Radioactive decay dating formula

An atom with the same number of protons in the nucleus but a different number of neutrons is called an isotope.For example, uranium-238 is an isotope of uranium-235, because it has 3 more neutrons in the nucleus.If we knew the fraction of a radioactive element still remaining in a mineral, it would be a simple matter to calculate its age by the formula To determine the fraction still remaining, we must know both the amount now present and also the amount present when the mineral was formed.

Together with stratigraphic principles, radiometric dating methods are used in geochronology to establish the geological time scale.

Radiometric dating is also used to date archaeological materials, including ancient artifacts.

Different methods of radiometric dating vary in the timescale over which they are accurate and the materials to which they can be applied.

It then takes the same amount of time for half the remaining radioactive atoms to decay, and the same amount of time for half of those remaining radioactive atoms to decay, and so on. The amount of time it takes for one-half of a sample to decay is called the half-life of the isotope, and it’s given the symbol: It’s important to realize that the half-life decay of radioactive isotopes is not linear.
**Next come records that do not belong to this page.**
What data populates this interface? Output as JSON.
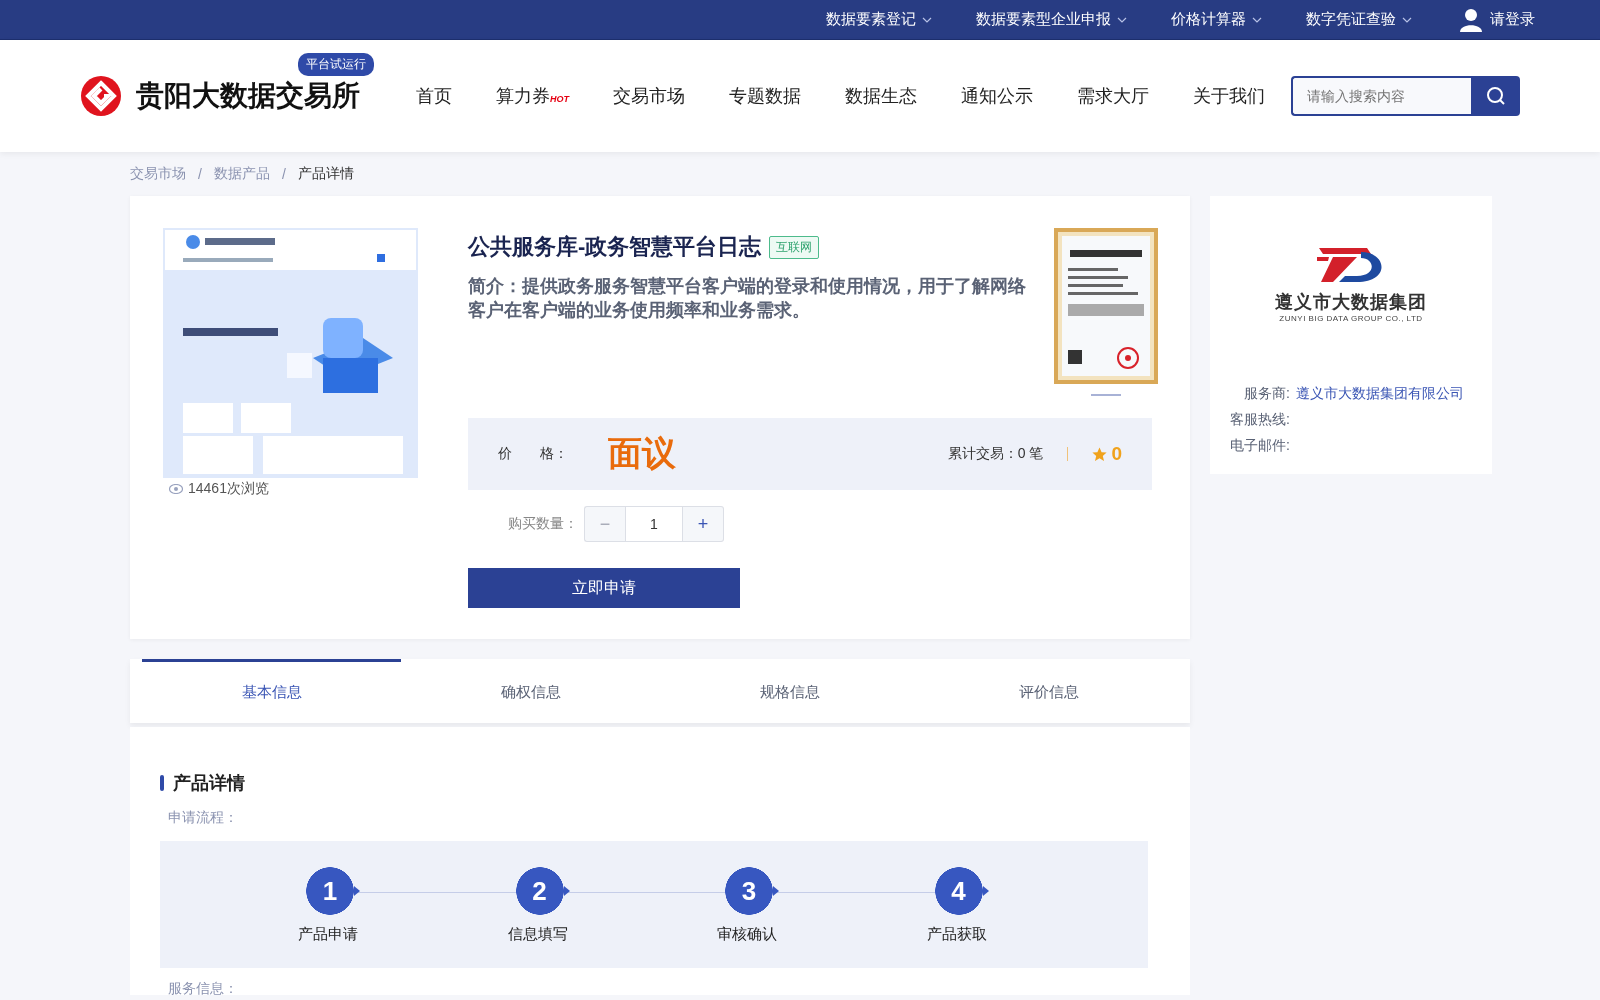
{
  "top_nav": [
    {
      "label": "数据要素登记",
      "has_dropdown": true
    },
    {
      "label": "数据要素型企业申报",
      "has_dropdown": true
    },
    {
      "label": "价格计算器",
      "has_dropdown": true
    },
    {
      "label": "数字凭证查验",
      "has_dropdown": true
    }
  ],
  "login": "请登录",
  "brand": {
    "name": "贵阳大数据交易所",
    "badge": "平台试运行"
  },
  "main_nav": [
    {
      "label": "首页"
    },
    {
      "label": "算力券",
      "badge": "HOT"
    },
    {
      "label": "交易市场"
    },
    {
      "label": "专题数据"
    },
    {
      "label": "数据生态"
    },
    {
      "label": "通知公示"
    },
    {
      "label": "需求大厅"
    },
    {
      "label": "关于我们"
    }
  ],
  "search": {
    "placeholder": "请输入搜索内容"
  },
  "breadcrumb": [
    {
      "label": "交易市场",
      "current": false
    },
    {
      "label": "数据产品",
      "current": false
    },
    {
      "label": "产品详情",
      "current": true
    }
  ],
  "breadcrumb_separators": [
    "/",
    "/"
  ],
  "product": {
    "title": "公共服务库-政务智慧平台日志",
    "tag": "互联网",
    "intro": "简介：提供政务服务智慧平台客户端的登录和使用情况，用于了解网络客户在客户端的业务使用频率和业务需求。",
    "views": "14461次浏览",
    "price_label": "价　　格：",
    "price": "面议",
    "trades": "累计交易：0 笔",
    "rating": "0",
    "quantity_label": "购买数量：",
    "quantity": "1",
    "decrement": {
      "label": "−",
      "disabled": true
    },
    "increment": {
      "label": "+",
      "disabled": false
    },
    "apply": "立即申请"
  },
  "vendor": {
    "logo_name": "遵义市大数据集团",
    "logo_en": "ZUNYI BIG DATA GROUP CO., LTD",
    "fields": [
      {
        "label": "服务商:",
        "value": "遵义市大数据集团有限公司"
      },
      {
        "label": "客服热线:"
      },
      {
        "label": "电子邮件:"
      }
    ]
  },
  "tabs": [
    {
      "label": "基本信息",
      "selected": true
    },
    {
      "label": "确权信息",
      "selected": false
    },
    {
      "label": "规格信息",
      "selected": false
    },
    {
      "label": "评价信息",
      "selected": false
    }
  ],
  "details": {
    "title": "产品详情",
    "process_label": "申请流程：",
    "steps": [
      {
        "number": "1",
        "label": "产品申请"
      },
      {
        "number": "2",
        "label": "信息填写"
      },
      {
        "number": "3",
        "label": "审核确认"
      },
      {
        "number": "4",
        "label": "产品获取"
      }
    ],
    "next_label": "服务信息："
  }
}
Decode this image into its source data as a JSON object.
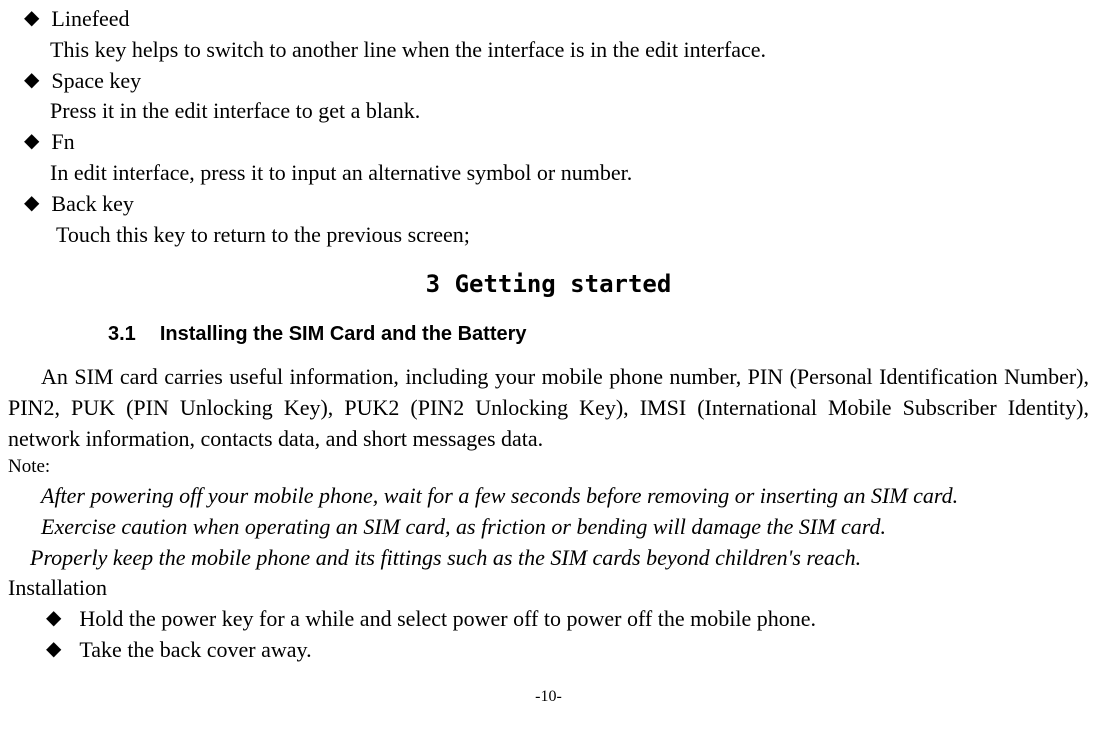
{
  "bullets": {
    "linefeed": {
      "title": "Linefeed",
      "desc": "This key helps to switch to another line when the interface is in the edit interface."
    },
    "space": {
      "title": "Space key",
      "desc": "Press it in the edit interface to get a blank."
    },
    "fn": {
      "title": "Fn",
      "desc": "In edit interface, press it to input an alternative symbol or number."
    },
    "back": {
      "title": "Back key",
      "desc": "Touch this key to return to the previous screen;"
    }
  },
  "section": {
    "title": "3 Getting started"
  },
  "subsection": {
    "number": "3.1",
    "title": "Installing the SIM Card and the Battery"
  },
  "paragraph": "An SIM card carries useful information, including your mobile phone number, PIN (Personal Identification Number), PIN2, PUK (PIN Unlocking Key), PUK2 (PIN2 Unlocking Key), IMSI (International Mobile Subscriber Identity), network information, contacts data, and short messages data.",
  "note_label": "Note:",
  "notes": {
    "n1": "After powering off your mobile phone, wait for a few seconds before removing or inserting an SIM card.",
    "n2": "Exercise caution when operating an SIM card, as friction or bending will damage the SIM card.",
    "n3": "Properly keep the mobile phone and its fittings such as the SIM cards beyond children's reach."
  },
  "installation": {
    "label": "Installation",
    "items": {
      "i1": "Hold the power key for a while and select power off to power off the mobile phone.",
      "i2": "Take the back cover away."
    }
  },
  "page_num": "-10-"
}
For example, you can’t find the remaining amount of an isotope as 7.5 half-lives by finding the midpoint between 7 and 8 half-lives.
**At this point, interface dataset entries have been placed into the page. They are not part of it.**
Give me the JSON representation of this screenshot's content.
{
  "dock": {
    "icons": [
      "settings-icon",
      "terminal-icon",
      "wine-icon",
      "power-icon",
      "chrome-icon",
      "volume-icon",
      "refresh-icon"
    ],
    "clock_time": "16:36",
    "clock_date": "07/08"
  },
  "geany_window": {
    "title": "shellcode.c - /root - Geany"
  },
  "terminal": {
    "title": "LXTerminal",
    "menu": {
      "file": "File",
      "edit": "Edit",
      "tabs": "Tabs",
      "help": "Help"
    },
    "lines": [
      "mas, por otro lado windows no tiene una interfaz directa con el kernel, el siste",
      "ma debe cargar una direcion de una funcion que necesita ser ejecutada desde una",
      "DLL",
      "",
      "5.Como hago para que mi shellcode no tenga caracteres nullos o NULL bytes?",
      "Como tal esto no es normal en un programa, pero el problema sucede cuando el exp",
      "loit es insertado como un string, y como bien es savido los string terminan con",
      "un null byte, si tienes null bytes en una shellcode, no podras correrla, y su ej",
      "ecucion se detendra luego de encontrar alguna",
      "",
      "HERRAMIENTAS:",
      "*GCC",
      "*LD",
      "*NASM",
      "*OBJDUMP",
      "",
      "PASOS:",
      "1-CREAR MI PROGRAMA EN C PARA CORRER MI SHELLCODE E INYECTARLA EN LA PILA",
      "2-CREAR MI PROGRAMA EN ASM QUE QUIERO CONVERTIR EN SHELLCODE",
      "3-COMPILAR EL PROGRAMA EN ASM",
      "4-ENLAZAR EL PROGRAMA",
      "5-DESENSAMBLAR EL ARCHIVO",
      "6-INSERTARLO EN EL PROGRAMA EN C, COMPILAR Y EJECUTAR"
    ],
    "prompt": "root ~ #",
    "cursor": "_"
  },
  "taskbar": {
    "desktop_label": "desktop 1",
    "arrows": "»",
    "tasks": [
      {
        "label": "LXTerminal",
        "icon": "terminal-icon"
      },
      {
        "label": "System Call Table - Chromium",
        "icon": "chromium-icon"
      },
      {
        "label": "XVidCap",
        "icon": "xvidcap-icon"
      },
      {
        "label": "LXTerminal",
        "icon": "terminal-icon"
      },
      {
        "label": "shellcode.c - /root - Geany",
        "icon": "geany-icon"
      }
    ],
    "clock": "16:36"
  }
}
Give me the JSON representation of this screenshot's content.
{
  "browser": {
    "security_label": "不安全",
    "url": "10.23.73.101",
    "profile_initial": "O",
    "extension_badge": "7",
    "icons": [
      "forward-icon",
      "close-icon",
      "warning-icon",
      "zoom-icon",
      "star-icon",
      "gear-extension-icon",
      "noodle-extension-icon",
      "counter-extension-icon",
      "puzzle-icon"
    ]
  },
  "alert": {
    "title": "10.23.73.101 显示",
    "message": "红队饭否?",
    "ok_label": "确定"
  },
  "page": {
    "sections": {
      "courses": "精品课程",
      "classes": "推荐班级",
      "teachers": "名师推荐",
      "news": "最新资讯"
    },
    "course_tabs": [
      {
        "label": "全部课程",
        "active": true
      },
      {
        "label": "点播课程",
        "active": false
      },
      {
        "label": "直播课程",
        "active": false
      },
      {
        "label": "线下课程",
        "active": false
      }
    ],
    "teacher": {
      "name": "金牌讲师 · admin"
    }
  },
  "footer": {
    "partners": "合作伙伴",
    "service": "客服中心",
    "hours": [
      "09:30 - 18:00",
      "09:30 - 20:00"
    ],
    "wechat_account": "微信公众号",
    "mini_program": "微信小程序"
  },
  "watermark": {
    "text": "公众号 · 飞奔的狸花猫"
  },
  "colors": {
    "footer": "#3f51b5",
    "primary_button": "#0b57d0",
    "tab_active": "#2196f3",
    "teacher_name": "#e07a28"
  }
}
By establishing geological timescales, radiometric dating provides a significant source of information about the ages of fossils and rates of evolutionary change, and it is also used to date archaeological materials, including ancient artifacts.

The different methods of radiometric dating are accurate over different timescales, and they are useful for different materials.

Scientists look at half-life decay rates of radioactive isotopes to estimate when a particular atom might decay.

A useful application of half-lives is radioactive dating.

This has to do with figuring out the age of ancient things.

If you could watch a single atom of a radioactive isotope, U-238, for example, you wouldn’t be able to predict when that particular atom might decay.

You must have an account to comment. Please register or login here!